Coronavirus puts brakes on local election campaigns
Forget the handshaking, fish fries and baby-hugging that would be taking place at this stage of the political season.
Local candidates in municipal and constitutional races have all but shelved their campaigns as the COVID-19 pandemic has reached the campaign trail. Candidates have seemingly turned their attention to finding ways to help the community make it through the uncertainty caused by spread of the virus.
At the same time Leon County Supervisor of Elections Mark Early has joined other supervisors in the state who have appealed to Gov. Ron DeSantis for help. They’ve asked the governor to take emergency action to help them with anticipated shortfall of poll workers and other election-related issues.
According to the News Service of Florida, the supervisors are asking DeSantis to issue an order that would allow them to add additional or alternative early voting sites. They also would like to have the option of adding an extra week for the early voting period and allow voters to cast ballots at early voting sites until Election Day.
The uncertainty makes it difficult to plan for certain phases of the election, Early said.
“This is a new wrinkle; to say the least for an election,” he said. “We have faced hurricanes and all kinds of emergencies but this COVID-19 pandemic is such a long lasting thing that it’s hard to plan for it.”
Candidates are facing a similar challenge. City commissioners Curtis Richardson and Elaine Bryant brought their campaigns to a halt almost a month ago as a statewide shutdown of schools, restaurants and other business are beginning to affect the economy.
All of this comes just four months before an Aug. 18 primary for many local races. Making the rounds for community meetings with their constituents and ad buys are all on hold.
“As city commissioner, I really have to focus in on what we are trying to do for people who live here,” said Bryant. “The bottom line is my focus as a city commissioner is foremost in my line of things to do rather than campaigning.”
Bryant is running for Seat 1, which she inherited in December 2018 following the suspension of Scott Maddox. He was indicted on federal corruption charges and was removed from office by DeSantis.
Richardson, the dean of the city commission, also said his focus is on helping the community cope. He added that his wife Nina Ashenafi Richardson, who is running for reelection for Leon County Judge Seat 5, has also suspended her campaign.
“This is a challenge like no one has ever experienced before,” he said. “I’ve been in elected office for almost 20 years now and had never been confronted by anything like this.”
COVID-19 has impacted his fund-raising, although he had a campaign committee in place, said Richardson, adding that he wouldn’t be comfortable doing fund-raising at this point.
“What’s important is that we help our neighbors and support our local small businesses,” said Richardson, who has been volunteering with farm share food distributions. “That’s what my emphasis has been and my wife as well.”
First-time Leon County candidate attorney Carolyn Cumming, who is running for the at-large seat, said she’s in the midst of getting petitions signed to meet a May 11 deadline.
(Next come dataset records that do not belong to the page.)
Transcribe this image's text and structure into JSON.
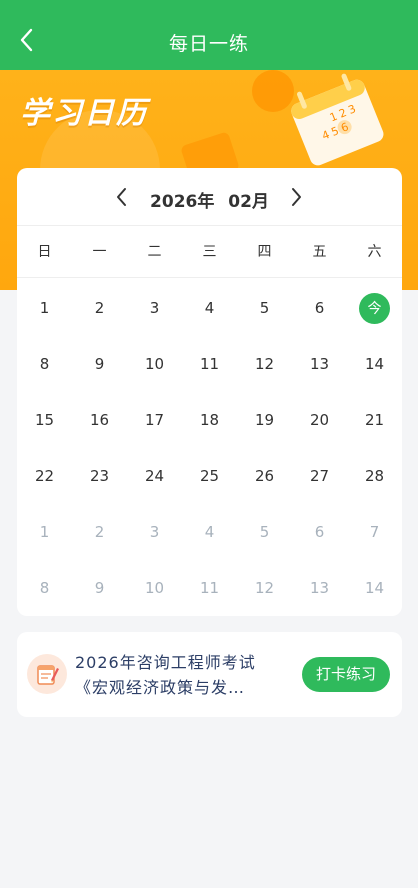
{
  "header": {
    "title": "每日一练"
  },
  "banner": {
    "title": "学习日历",
    "illustration_numbers": [
      "1",
      "2",
      "3",
      "4",
      "5",
      "6"
    ]
  },
  "calendar": {
    "year": "2026年",
    "month": "02月",
    "weekdays": [
      "日",
      "一",
      "二",
      "三",
      "四",
      "五",
      "六"
    ],
    "today_label": "今",
    "days": [
      {
        "label": "1",
        "other": false
      },
      {
        "label": "2",
        "other": false
      },
      {
        "label": "3",
        "other": false
      },
      {
        "label": "4",
        "other": false
      },
      {
        "label": "5",
        "other": false
      },
      {
        "label": "6",
        "other": false
      },
      {
        "label": "今",
        "other": false,
        "today": true
      },
      {
        "label": "8",
        "other": false
      },
      {
        "label": "9",
        "other": false
      },
      {
        "label": "10",
        "other": false
      },
      {
        "label": "11",
        "other": false
      },
      {
        "label": "12",
        "other": false
      },
      {
        "label": "13",
        "other": false
      },
      {
        "label": "14",
        "other": false
      },
      {
        "label": "15",
        "other": false
      },
      {
        "label": "16",
        "other": false
      },
      {
        "label": "17",
        "other": false
      },
      {
        "label": "18",
        "other": false
      },
      {
        "label": "19",
        "other": false
      },
      {
        "label": "20",
        "other": false
      },
      {
        "label": "21",
        "other": false
      },
      {
        "label": "22",
        "other": false
      },
      {
        "label": "23",
        "other": false
      },
      {
        "label": "24",
        "other": false
      },
      {
        "label": "25",
        "other": false
      },
      {
        "label": "26",
        "other": false
      },
      {
        "label": "27",
        "other": false
      },
      {
        "label": "28",
        "other": false
      },
      {
        "label": "1",
        "other": true
      },
      {
        "label": "2",
        "other": true
      },
      {
        "label": "3",
        "other": true
      },
      {
        "label": "4",
        "other": true
      },
      {
        "label": "5",
        "other": true
      },
      {
        "label": "6",
        "other": true
      },
      {
        "label": "7",
        "other": true
      },
      {
        "label": "8",
        "other": true
      },
      {
        "label": "9",
        "other": true
      },
      {
        "label": "10",
        "other": true
      },
      {
        "label": "11",
        "other": true
      },
      {
        "label": "12",
        "other": true
      },
      {
        "label": "13",
        "other": true
      },
      {
        "label": "14",
        "other": true
      }
    ]
  },
  "exam": {
    "title_line1": "2026年咨询工程师考试",
    "title_line2": "《宏观经济政策与发…",
    "checkin_label": "打卡练习"
  },
  "colors": {
    "primary": "#2fba5c",
    "banner": "#ffa70e",
    "text_other_month": "#a8b2bc"
  },
  "icons": {
    "back": "chevron-left-icon",
    "prev": "chevron-left-icon",
    "next": "chevron-right-icon",
    "exam": "exam-book-icon"
  }
}
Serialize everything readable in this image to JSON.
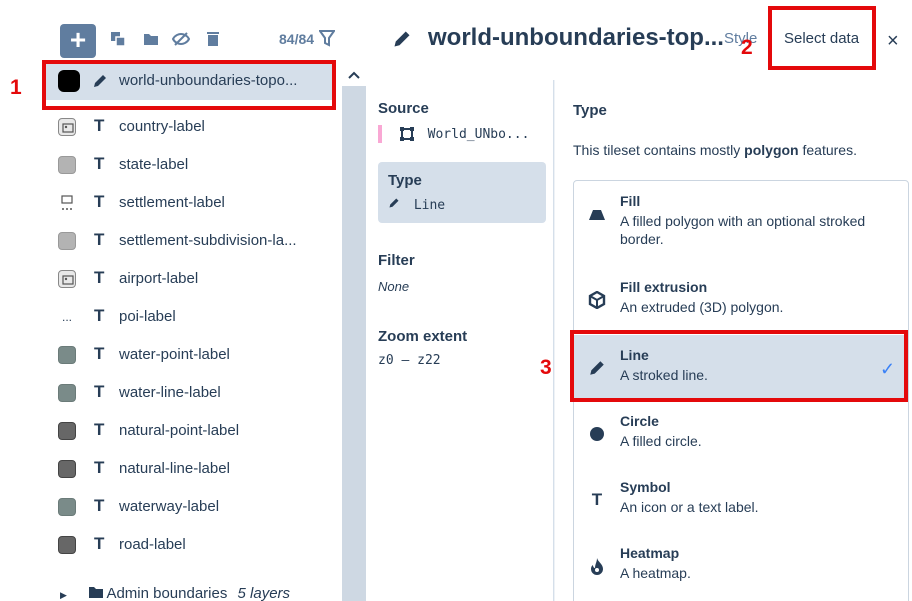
{
  "toolbar": {
    "add_label": "+",
    "count": "84/84"
  },
  "layers": [
    {
      "label": "world-unboundaries-topo...",
      "swatch": "black",
      "icon": "pencil-icon",
      "selected": true
    },
    {
      "label": "country-label",
      "swatch": "image",
      "icon": "T"
    },
    {
      "label": "state-label",
      "swatch": "grey",
      "icon": "T"
    },
    {
      "label": "settlement-label",
      "swatch": "image-dots",
      "icon": "T"
    },
    {
      "label": "settlement-subdivision-la...",
      "swatch": "grey",
      "icon": "T"
    },
    {
      "label": "airport-label",
      "swatch": "image",
      "icon": "T"
    },
    {
      "label": "poi-label",
      "swatch": "dots",
      "icon": "T"
    },
    {
      "label": "water-point-label",
      "swatch": "slate",
      "icon": "T"
    },
    {
      "label": "water-line-label",
      "swatch": "slate",
      "icon": "T"
    },
    {
      "label": "natural-point-label",
      "swatch": "dark",
      "icon": "T"
    },
    {
      "label": "natural-line-label",
      "swatch": "dark",
      "icon": "T"
    },
    {
      "label": "waterway-label",
      "swatch": "slate",
      "icon": "T"
    },
    {
      "label": "road-label",
      "swatch": "dark",
      "icon": "T"
    }
  ],
  "t_glyph": "T",
  "dots_glyph": "...",
  "folder": {
    "label": "Admin boundaries",
    "sublabel": "5 layers"
  },
  "editor": {
    "title": "world-unboundaries-top...",
    "tab_style": "Style",
    "tab_select": "Select data",
    "close": "×",
    "source_heading": "Source",
    "source_value": "World_UNbo...",
    "type_heading": "Type",
    "type_value": "Line",
    "filter_heading": "Filter",
    "filter_value": "None",
    "zoom_heading": "Zoom extent",
    "zoom_value": "z0 – z22",
    "right_title": "Type",
    "right_desc_pre": "This tileset contains mostly ",
    "right_desc_bold": "polygon",
    "right_desc_post": " features.",
    "options": [
      {
        "title": "Fill",
        "desc": "A filled polygon with an optional stroked border.",
        "icon": "fill-icon"
      },
      {
        "title": "Fill extrusion",
        "desc": "An extruded (3D) polygon.",
        "icon": "cube-icon"
      },
      {
        "title": "Line",
        "desc": "A stroked line.",
        "icon": "pencil-icon",
        "selected": true
      },
      {
        "title": "Circle",
        "desc": "A filled circle.",
        "icon": "circle-icon"
      },
      {
        "title": "Symbol",
        "desc": "An icon or a text label.",
        "icon": "text-icon"
      },
      {
        "title": "Heatmap",
        "desc": "A heatmap.",
        "icon": "flame-icon"
      }
    ],
    "check": "✓"
  },
  "annotations": {
    "n1": "1",
    "n2": "2",
    "n3": "3"
  },
  "colors": {
    "accent": "#607d9f",
    "selected_bg": "#d5dfea",
    "callout": "#e4090b",
    "check": "#3b82f6"
  }
}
However, she also has been refraining from seeking campaign funds because of the impact of the coronavirus.
“We’re just trying to take it one day of a time, but it’s taking a toll,” Cummings said. “But of course human life is priority and public safety of everybody is priority as well.”
For Cumming and other candidates who are counting on petitions to get on the ballot, Early said his office is accepting petitions that were filled out electronically.
Early, who also is running for reelection to a second four-year term, encouraged voters to use his office’s website to retrieve ballots to complete early voting and voting by mail.
“The main message to try to get across to voters is they should try and vote by mail,” Early said, citing uncertainty about how long effects of the pandemic could be felt.
He and his counterparts statewide are advocating for early voting because social distancing could reduce the number of poll workers in the fall.
“That (using the website) would certainly improve our ability to plan for the election,” he said, “improve our ability to get these ballots out in the mail and it would relieve a lot of the burden that we would have to plan for in-person voting.”